[Required action]
Every line of the data must appear again in the answer, exactly as written.

[Information shown]
□ □ □ □ □ □ □

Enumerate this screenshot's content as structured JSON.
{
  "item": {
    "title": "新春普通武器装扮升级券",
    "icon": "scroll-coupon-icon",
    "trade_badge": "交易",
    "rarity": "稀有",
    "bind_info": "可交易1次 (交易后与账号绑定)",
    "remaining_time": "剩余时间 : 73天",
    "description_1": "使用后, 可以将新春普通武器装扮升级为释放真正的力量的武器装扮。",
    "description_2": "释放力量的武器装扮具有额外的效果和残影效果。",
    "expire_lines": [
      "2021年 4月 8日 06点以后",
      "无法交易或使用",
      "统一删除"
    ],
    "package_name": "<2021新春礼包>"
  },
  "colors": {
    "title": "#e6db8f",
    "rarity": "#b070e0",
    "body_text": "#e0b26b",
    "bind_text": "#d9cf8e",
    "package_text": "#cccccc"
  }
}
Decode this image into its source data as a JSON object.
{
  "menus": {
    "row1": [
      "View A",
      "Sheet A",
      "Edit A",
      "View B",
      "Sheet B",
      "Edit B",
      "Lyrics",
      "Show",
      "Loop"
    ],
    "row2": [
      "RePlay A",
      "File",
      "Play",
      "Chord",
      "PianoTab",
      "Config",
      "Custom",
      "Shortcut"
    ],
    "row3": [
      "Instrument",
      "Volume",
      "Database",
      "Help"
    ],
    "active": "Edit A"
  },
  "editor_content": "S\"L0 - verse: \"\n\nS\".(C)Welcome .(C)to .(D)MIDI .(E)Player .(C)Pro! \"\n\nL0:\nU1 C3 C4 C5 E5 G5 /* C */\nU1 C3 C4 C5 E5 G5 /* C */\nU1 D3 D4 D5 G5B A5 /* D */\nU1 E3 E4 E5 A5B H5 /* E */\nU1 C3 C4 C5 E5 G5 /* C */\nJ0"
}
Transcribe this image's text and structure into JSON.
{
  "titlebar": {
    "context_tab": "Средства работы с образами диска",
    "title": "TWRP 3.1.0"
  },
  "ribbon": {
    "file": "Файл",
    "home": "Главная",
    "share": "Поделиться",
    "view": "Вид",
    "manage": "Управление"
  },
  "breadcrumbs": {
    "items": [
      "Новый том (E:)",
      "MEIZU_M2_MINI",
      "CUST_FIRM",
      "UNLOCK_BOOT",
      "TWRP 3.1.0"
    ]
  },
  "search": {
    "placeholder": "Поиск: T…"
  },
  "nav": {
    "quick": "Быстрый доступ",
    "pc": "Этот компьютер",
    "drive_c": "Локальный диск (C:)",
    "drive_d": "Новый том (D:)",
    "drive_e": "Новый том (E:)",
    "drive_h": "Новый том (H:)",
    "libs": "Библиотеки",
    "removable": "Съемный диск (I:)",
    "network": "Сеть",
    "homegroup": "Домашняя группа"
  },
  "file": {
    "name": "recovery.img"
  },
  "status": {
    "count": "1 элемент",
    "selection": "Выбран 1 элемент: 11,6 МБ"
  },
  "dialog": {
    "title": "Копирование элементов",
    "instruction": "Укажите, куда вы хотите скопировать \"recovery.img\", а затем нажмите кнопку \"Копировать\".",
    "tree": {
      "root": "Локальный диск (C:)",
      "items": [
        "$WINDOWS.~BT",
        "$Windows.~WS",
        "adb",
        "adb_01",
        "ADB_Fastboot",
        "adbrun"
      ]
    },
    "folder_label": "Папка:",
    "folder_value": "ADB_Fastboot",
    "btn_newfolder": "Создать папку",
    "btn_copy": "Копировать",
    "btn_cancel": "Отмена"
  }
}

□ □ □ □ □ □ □

[Written response]
Enumerate this screenshot's content as structured JSON.
{
  "item": {
    "title": "新春普通武器装扮升级券",
    "icon": "scroll-coupon-icon",
    "trade_badge": "交易",
    "rarity": "稀有",
    "bind_info": "可交易1次 (交易后与账号绑定)",
    "remaining_time": "剩余时间 : 73天",
    "description_1": "使用后, 可以将新春普通武器装扮升级为释放真正的力量的武器装扮。",
    "description_2": "释放力量的武器装扮具有额外的效果和残影效果。",
    "expire_lines": [
      "2021年 4月 8日 06点以后",
      "无法交易或使用",
      "统一删除"
    ],
    "package_name": "<2021新春礼包>"
  },
  "colors": {
    "title": "#e6db8f",
    "rarity": "#b070e0",
    "body_text": "#e0b26b",
    "bind_text": "#d9cf8e",
    "package_text": "#cccccc"
  }
}
Decode this image into its source data as a JSON object.
{
  "menus": {
    "row1": [
      "View A",
      "Sheet A",
      "Edit A",
      "View B",
      "Sheet B",
      "Edit B",
      "Lyrics",
      "Show",
      "Loop"
    ],
    "row2": [
      "RePlay A",
      "File",
      "Play",
      "Chord",
      "PianoTab",
      "Config",
      "Custom",
      "Shortcut"
    ],
    "row3": [
      "Instrument",
      "Volume",
      "Database",
      "Help"
    ],
    "active": "Edit A"
  },
  "editor_content": "S\"L0 - verse: \"\n\nS\".(C)Welcome .(C)to .(D)MIDI .(E)Player .(C)Pro! \"\n\nL0:\nU1 C3 C4 C5 E5 G5 /* C */\nU1 C3 C4 C5 E5 G5 /* C */\nU1 D3 D4 D5 G5B A5 /* D */\nU1 E3 E4 E5 A5B H5 /* E */\nU1 C3 C4 C5 E5 G5 /* C */\nJ0"
}
Transcribe this image's text and structure into JSON.
{
  "titlebar": {
    "context_tab": "Средства работы с образами диска",
    "title": "TWRP 3.1.0"
  },
  "ribbon": {
    "file": "Файл",
    "home": "Главная",
    "share": "Поделиться",
    "view": "Вид",
    "manage": "Управление"
  },
  "breadcrumbs": {
    "items": [
      "Новый том (E:)",
      "MEIZU_M2_MINI",
      "CUST_FIRM",
      "UNLOCK_BOOT",
      "TWRP 3.1.0"
    ]
  },
  "search": {
    "placeholder": "Поиск: T…"
  },
  "nav": {
    "quick": "Быстрый доступ",
    "pc": "Этот компьютер",
    "drive_c": "Локальный диск (C:)",
    "drive_d": "Новый том (D:)",
    "drive_e": "Новый том (E:)",
    "drive_h": "Новый том (H:)",
    "libs": "Библиотеки",
    "removable": "Съемный диск (I:)",
    "network": "Сеть",
    "homegroup": "Домашняя группа"
  },
  "file": {
    "name": "recovery.img"
  },
  "status": {
    "count": "1 элемент",
    "selection": "Выбран 1 элемент: 11,6 МБ"
  },
  "dialog": {
    "title": "Копирование элементов",
    "instruction": "Укажите, куда вы хотите скопировать \"recovery.img\", а затем нажмите кнопку \"Копировать\".",
    "tree": {
      "root": "Локальный диск (C:)",
      "items": [
        "$WINDOWS.~BT",
        "$Windows.~WS",
        "adb",
        "adb_01",
        "ADB_Fastboot",
        "adbrun"
      ]
    },
    "folder_label": "Папка:",
    "folder_value": "ADB_Fastboot",
    "btn_newfolder": "Создать папку",
    "btn_copy": "Копировать",
    "btn_cancel": "Отмена"
  }
}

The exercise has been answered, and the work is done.